Liverpool School Strike 1985 exhibition at The Bluecoat
It was the day when school really was out for thousands of Liverpool teenagers.
In April 1985, a protest against the Conservative government saw children across the city swap the classroom for the streets in a mass strike.
Arriving at St George's Plateau, in numbers far greater than anyone expected, they overwhelmed organisers and police, and ignoring the official march route streamed through the city's streets.
Local photographer Dave Sinclair, then 26, ran alongside the children as they made their way to the city's Pier Head.
The images he took on that day are part of an exhibition, Democratic Promenade, at Liverpool's Bluecoat Arts Centre, which looks at the city's radical past.
Mr Sinclair was a student in Liverpool in the late 1970s when the area's unemployment rate began to steadily rise.
"I was living in Everton, I'd been there when all the factories had been pulled down," he said.

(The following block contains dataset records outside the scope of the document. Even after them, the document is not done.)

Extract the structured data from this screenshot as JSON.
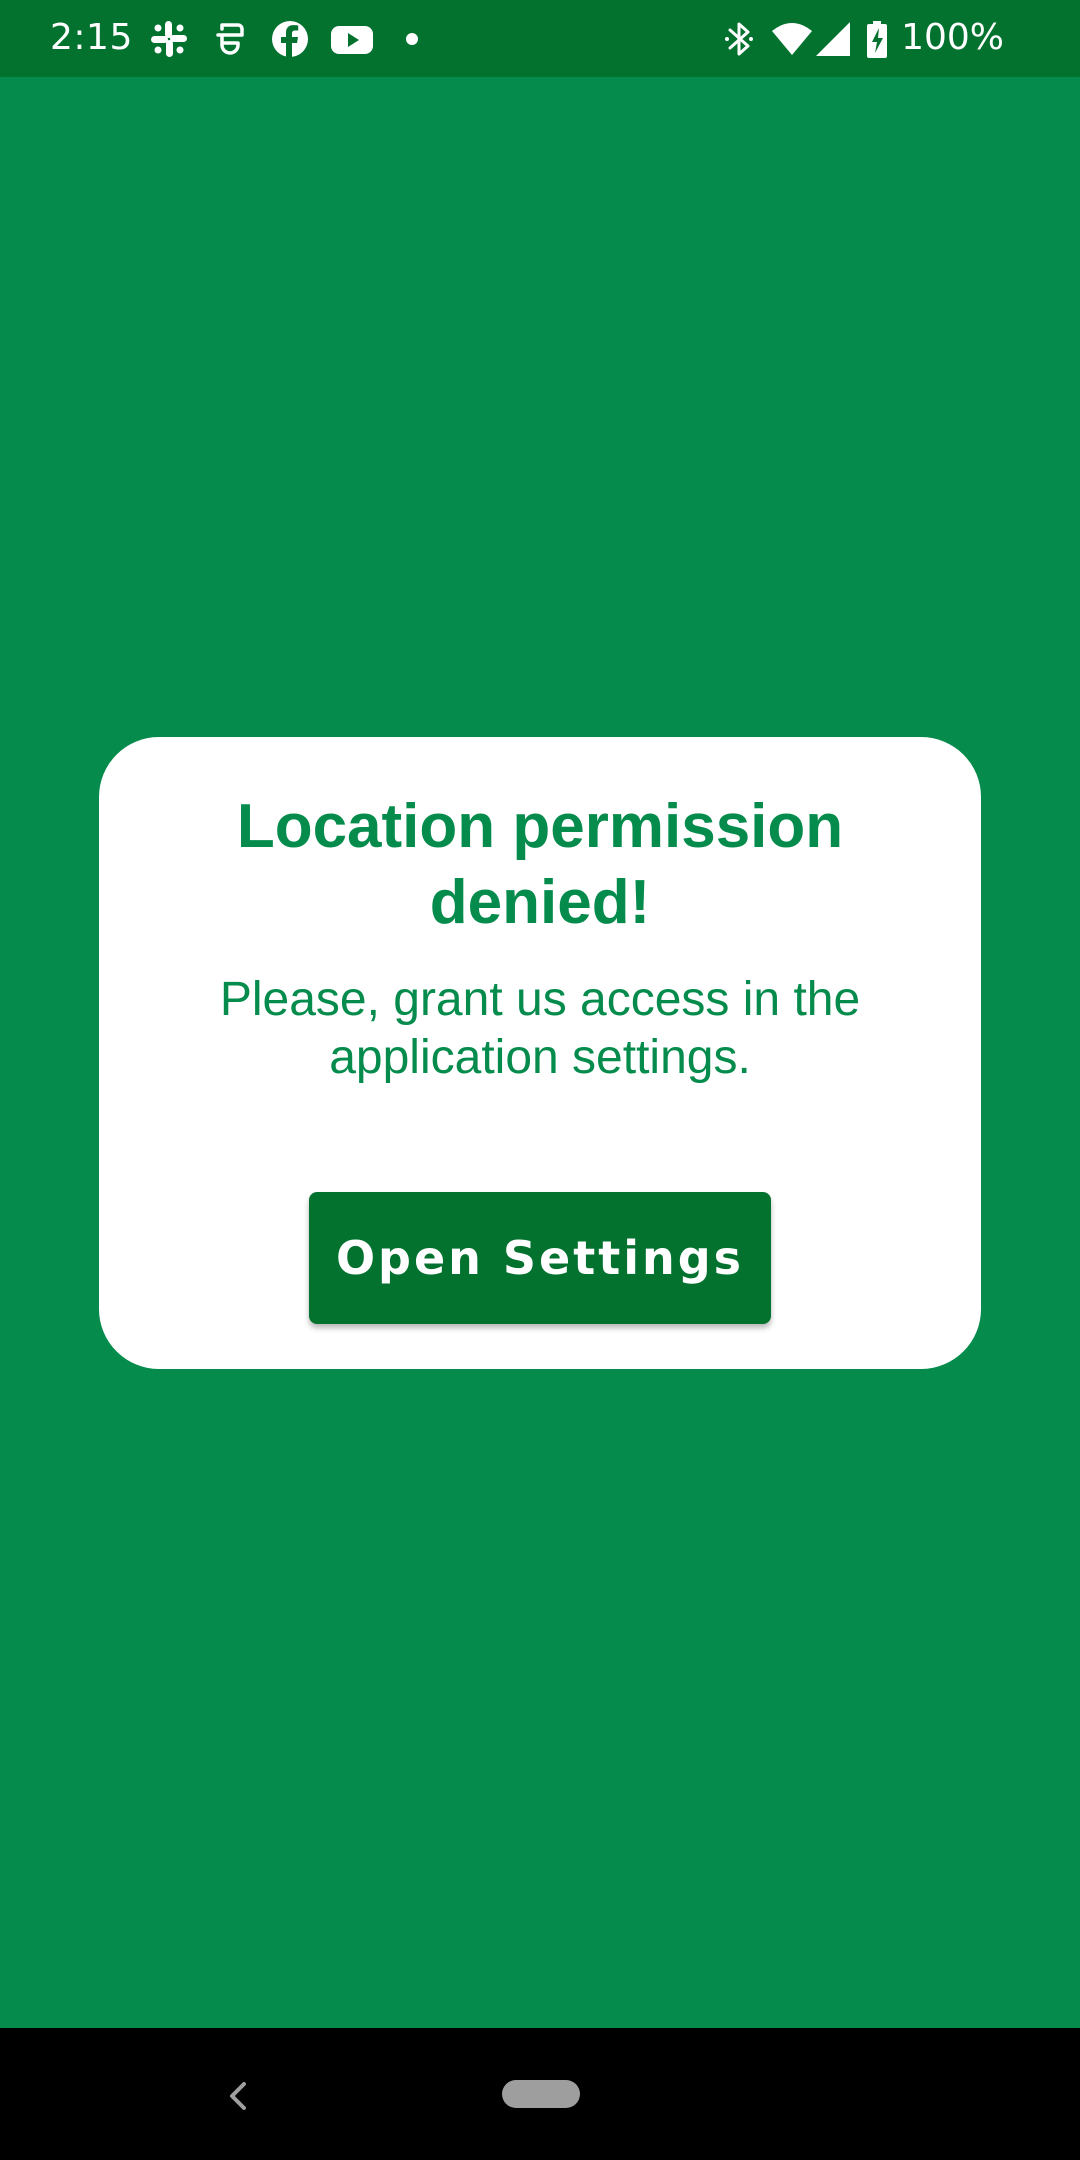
{
  "status_bar": {
    "time": "2:15",
    "battery_percent": "100%",
    "notification_icons": [
      "slack-icon",
      "face-app-icon",
      "facebook-icon",
      "youtube-icon",
      "more-notifications-dot-icon"
    ],
    "system_icons": [
      "bluetooth-icon",
      "wifi-icon",
      "cell-signal-icon",
      "battery-charging-icon"
    ]
  },
  "dialog": {
    "title": "Location permission denied!",
    "message": "Please, grant us access in the application settings.",
    "button_label": "Open Settings"
  },
  "nav_bar": {
    "icons": [
      "back-icon",
      "home-pill"
    ]
  },
  "colors": {
    "background": "#058C4D",
    "status_bar": "#03722F",
    "card": "#FFFFFF",
    "accent_text": "#058C4D",
    "button": "#03722F",
    "nav_bar": "#000000"
  }
}
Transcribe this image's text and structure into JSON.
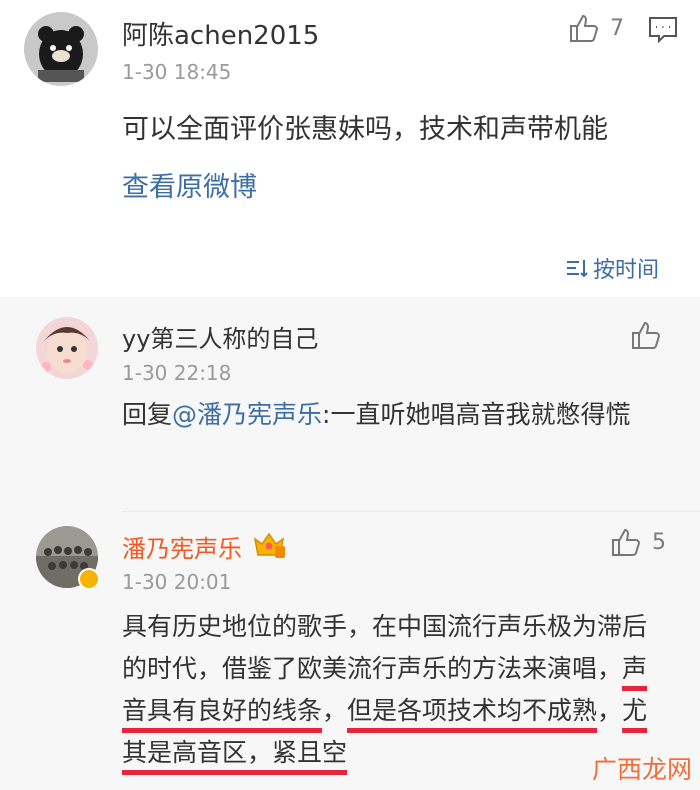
{
  "main_post": {
    "user": "阿陈achen2015",
    "time": "1-30 18:45",
    "likes": "7",
    "text": "可以全面评价张惠妹吗，技术和声带机能",
    "view_original": "查看原微博",
    "sort_label": "按时间"
  },
  "replies": [
    {
      "user": "yy第三人称的自己",
      "time": "1-30 22:18",
      "reply_prefix": "回复",
      "mention": "@潘乃宪声乐",
      "text": ":一直听她唱高音我就憋得慌"
    },
    {
      "user": "潘乃宪声乐",
      "time": "1-30 20:01",
      "likes": "5",
      "text_1": "具有历史地位的歌手，在中国流行声乐极为滞后的时代，借鉴了欧美流行声乐的方法来演唱，",
      "highlight_1": "声音具有良好的线条",
      "text_2": "，",
      "highlight_2": "但是各项技术均不成熟",
      "text_3": "，",
      "highlight_3": "尤其是高音区，紧且空"
    }
  ],
  "watermark": "广西龙网",
  "colors": {
    "link": "#3c6ea3",
    "vip_name": "#f15a22",
    "underline": "#e3263c"
  }
}
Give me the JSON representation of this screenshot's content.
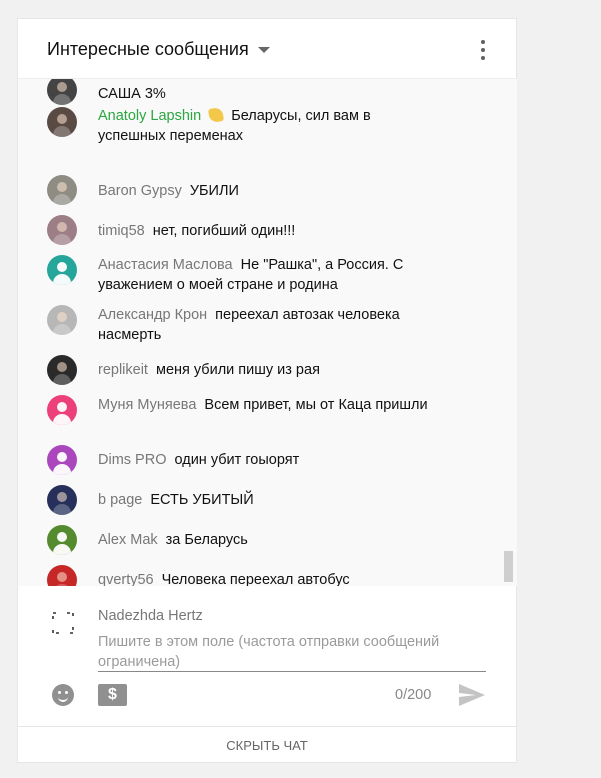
{
  "header": {
    "title": "Интересные сообщения"
  },
  "messages": [
    {
      "author": "",
      "text": "САША 3%",
      "avatar_color": "#444444"
    },
    {
      "author": "Anatoly Lapshin",
      "text": "Беларусы, сил вам в успешных переменах",
      "owner": true,
      "avatar_color": "#5a4a44"
    },
    {
      "author": "Baron Gypsy",
      "text": "УБИЛИ",
      "avatar_color": "#8f8c84"
    },
    {
      "author": "timiq58",
      "text": "нет, погибший один!!!",
      "avatar_color": "#9c7f86"
    },
    {
      "author": "Анастасия Маслова",
      "text": "Не \"Рашка\", а Россия. С уважением о моей стране и родина",
      "avatar_color": "#26a69a"
    },
    {
      "author": "Александр Крон",
      "text": "переехал автозак человека насмерть",
      "avatar_color": "#b7b7b7"
    },
    {
      "author": "replikeit",
      "text": "меня убили пишу из рая",
      "avatar_color": "#2a2a2a"
    },
    {
      "author": "Муня Муняева",
      "text": "Всем привет, мы от Каца пришли",
      "avatar_color": "#ec407a"
    },
    {
      "author": "Dims PRO",
      "text": "один убит гоыорят",
      "avatar_color": "#ab47bc"
    },
    {
      "author": "b page",
      "text": "ЕСТЬ УБИТЫЙ",
      "avatar_color": "#26305a"
    },
    {
      "author": "Alex Mak",
      "text": "за Беларусь",
      "avatar_color": "#558b2f"
    },
    {
      "author": "qverty56",
      "text": "Человека переехал автобус",
      "avatar_color": "#c62828"
    }
  ],
  "composer": {
    "name": "Nadezhda Hertz",
    "placeholder": "Пишите в этом поле (частота отправки сообщений ограничена)",
    "counter": "0/200",
    "money_symbol": "$"
  },
  "footer": {
    "hide_chat": "СКРЫТЬ ЧАТ"
  },
  "icons": {
    "caret": "chevron-down-icon",
    "menu": "more-vert-icon",
    "emoji": "emoji-icon",
    "money": "super-chat-icon",
    "send": "send-icon"
  },
  "colors": {
    "owner_name": "#2ba640",
    "author_name": "#777777",
    "scroll_thumb": "#cfcfcf",
    "panel_bg": "#f9f9f9"
  }
}
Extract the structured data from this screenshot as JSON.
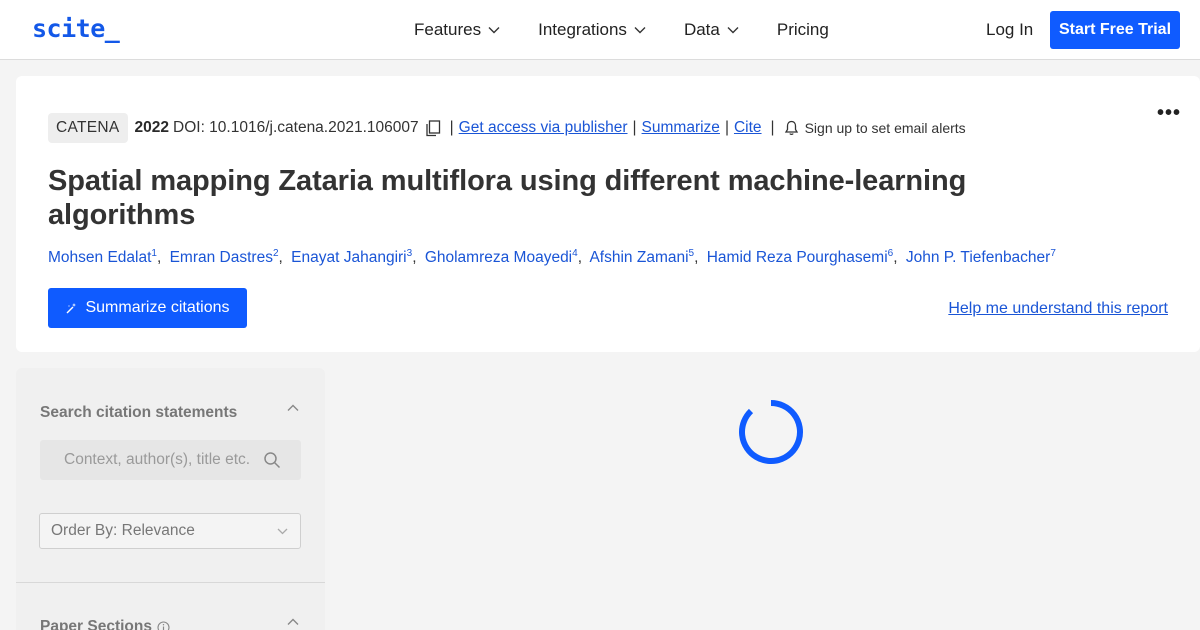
{
  "header": {
    "logo": "scite_",
    "nav": [
      {
        "label": "Features",
        "has_dropdown": true
      },
      {
        "label": "Integrations",
        "has_dropdown": true
      },
      {
        "label": "Data",
        "has_dropdown": true
      },
      {
        "label": "Pricing",
        "has_dropdown": false
      }
    ],
    "login_label": "Log In",
    "trial_label": "Start Free Trial"
  },
  "paper": {
    "journal": "CATENA",
    "year": "2022",
    "doi": "DOI: 10.1016/j.catena.2021.106007",
    "links": {
      "access": "Get access via publisher",
      "summarize": "Summarize",
      "cite": "Cite",
      "separator": "|"
    },
    "alerts": "Sign up to set email alerts",
    "more_icon": "•••",
    "title": "Spatial mapping Zataria multiflora using different machine-learning algorithms",
    "authors": [
      {
        "name": "Mohsen Edalat",
        "sup": "1"
      },
      {
        "name": "Emran Dastres",
        "sup": "2"
      },
      {
        "name": "Enayat Jahangiri",
        "sup": "3"
      },
      {
        "name": "Gholamreza Moayedi",
        "sup": "4"
      },
      {
        "name": "Afshin Zamani",
        "sup": "5"
      },
      {
        "name": "Hamid Reza Pourghasemi",
        "sup": "6"
      },
      {
        "name": "John P. Tiefenbacher",
        "sup": "7"
      }
    ],
    "summarize_button": "Summarize citations",
    "help_link": "Help me understand this report"
  },
  "sidebar": {
    "search_heading": "Search citation statements",
    "search_placeholder": "Context, author(s), title etc.",
    "order_by": "Order By: Relevance",
    "sections_heading": "Paper Sections"
  },
  "colors": {
    "brand": "#1358e8",
    "button": "#0f5bff",
    "link": "#1a55d6",
    "spinner": "#0f5bff"
  }
}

"Tate and Lyle, Bibby's, British American Tobacco, all the big factories that had been in Everton and around the docks had gone.
"I was just surrounded by this rubble and apocalyptic landscape, I started taking photographs because it was such a dramatic landscape I was living in.
"My politics had always been left leaning anyway, and by 1985 I was taking pictures for The Militant newspaper, as well as doing my own projects."
In April 1985, a series of protests were organised across the country in opposition to the Conservative government's plans to make the Youth Training Scheme (YTS) compulsory for any young person who was unemployed.
The measure was planned to reduce unemployment among young people and provide them with training and skills, but many complained that the scheme, which didn't guarantee a job at the end of it, was used by employers as a way of obtaining cheap labour.
In Liverpool, where youth unemployment was reaching record levels, thousands of children who were reaching school leaving age took the day off to take part in the march.
"There had been a leaflet campaign and a lot of word of mouth, but on the day we had no idea it was going to be as big as it was," Mr Sinclair recalled.
'A small victory'
"Some schools closed because kids didn't turn up, some saw it as a day of sagging off.
"It was stewarded by Liverpool Labour councillors, but we lost control of it when that amount of people turned up.
"It was meant to be going from St George's Hall through the city centre to the Pier Head, but once the kids heard the words "Pier Head", they just went straight down Roe Street and Dale Street - they just ran.
"It was so fast, and the numbers were so big, that we couldn't stop them and redirect them."
The children raced past Liverpool Town Hall to the waterfront, where they were addressed by a number of speakers, including local Labour MP Terry Fields.
"The environment in Liverpool then was quite different to now, it was a bit more bleak," said Mr Sinclair, who has lived in London for the last ten years.
"Places like Croxteth it was something like 80% youth unemployment, almost everyone you knew between 18 and 23 was on the dole."
Following the protests the government retreated from proposals to make YTS compulsory, although it did later return to the plans.
"It was a small victory, but there weren't many victories under Thatcher," Mr Sinclair said.
"It gave you an amazing sense of optimism at the time, although politically it didn't achieve what we were after."
Democratic Promenade is at Liverpool's Bluecoat Arts Centre until 27 November.